**Exercise requirements**
Repeat the records exactly as given. Do not include the pictures.

**Supplied data**
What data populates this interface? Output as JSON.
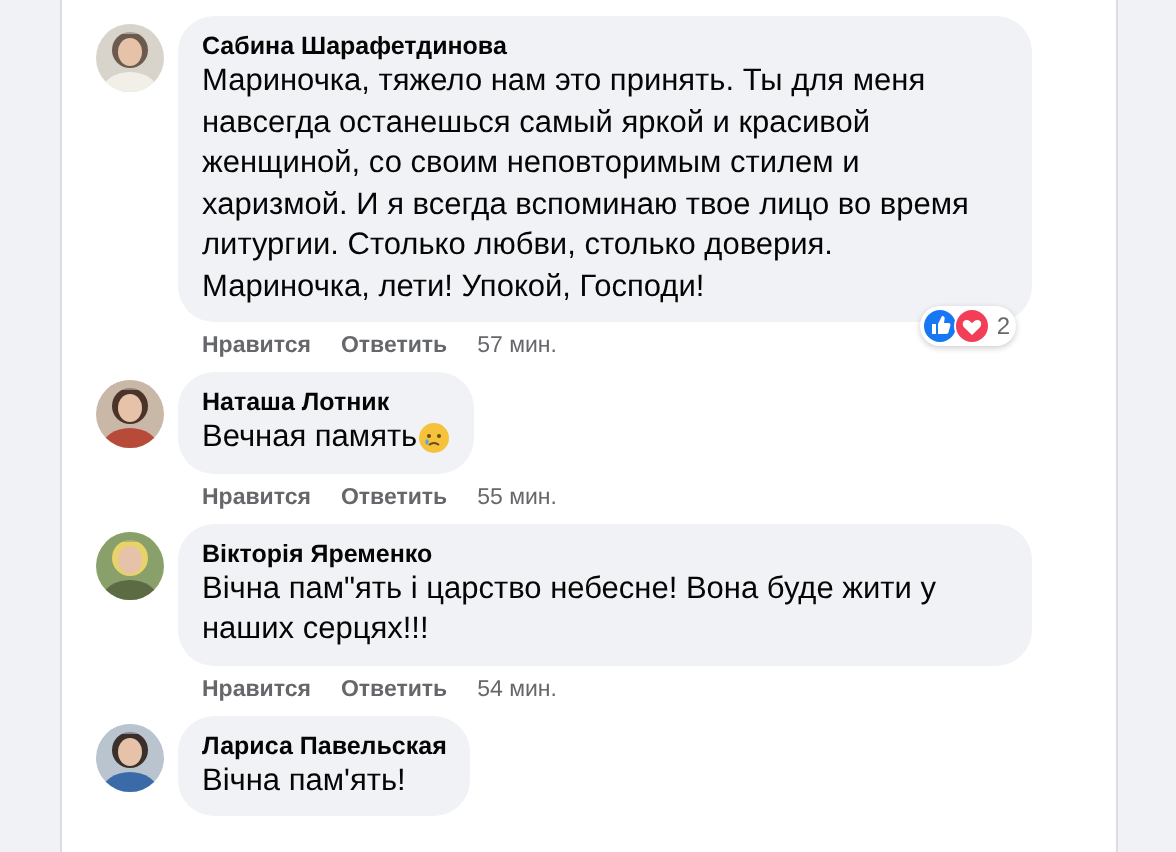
{
  "comments": [
    {
      "author": "Сабина Шарафетдинова",
      "text": "Мариночка, тяжело нам это принять. Ты для меня навсегда останешься самый яркой и красивой женщиной, со своим неповторимым стилем и харизмой. И я всегда вспоминаю твое лицо во время литургии. Столько любви, столько доверия. Мариночка, лети! Упокой, Господи!",
      "reactions": {
        "like": true,
        "love": true,
        "count": "2"
      },
      "actions": [
        "Нравится",
        "Ответить"
      ],
      "time": "57 мин."
    },
    {
      "author": "Наташа Лотник",
      "text": "Вечная память",
      "sad_emoji": true,
      "actions": [
        "Нравится",
        "Ответить"
      ],
      "time": "55 мин."
    },
    {
      "author": "Вікторія Яременко",
      "text": "Вічна пам\"ять і царство небесне! Вона буде жити у наших серцях!!!",
      "actions": [
        "Нравится",
        "Ответить"
      ],
      "time": "54 мин."
    },
    {
      "author": "Лариса Павельская",
      "text": "Вічна пам'ять!"
    }
  ]
}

**Task response**
What data populates this interface? Output as JSON.
{
  "comments": [
    {
      "author": "Сабина Шарафетдинова",
      "text": "Мариночка, тяжело нам это принять. Ты для меня навсегда останешься самый яркой и красивой женщиной, со своим неповторимым стилем и харизмой. И я всегда вспоминаю твое лицо во время литургии. Столько любви, столько доверия. Мариночка, лети! Упокой, Господи!",
      "reactions": {
        "like": true,
        "love": true,
        "count": "2"
      },
      "actions": [
        "Нравится",
        "Ответить"
      ],
      "time": "57 мин."
    },
    {
      "author": "Наташа Лотник",
      "text": "Вечная память",
      "sad_emoji": true,
      "actions": [
        "Нравится",
        "Ответить"
      ],
      "time": "55 мин."
    },
    {
      "author": "Вікторія Яременко",
      "text": "Вічна пам\"ять і царство небесне! Вона буде жити у наших серцях!!!",
      "actions": [
        "Нравится",
        "Ответить"
      ],
      "time": "54 мин."
    },
    {
      "author": "Лариса Павельская",
      "text": "Вічна пам'ять!"
    }
  ]
}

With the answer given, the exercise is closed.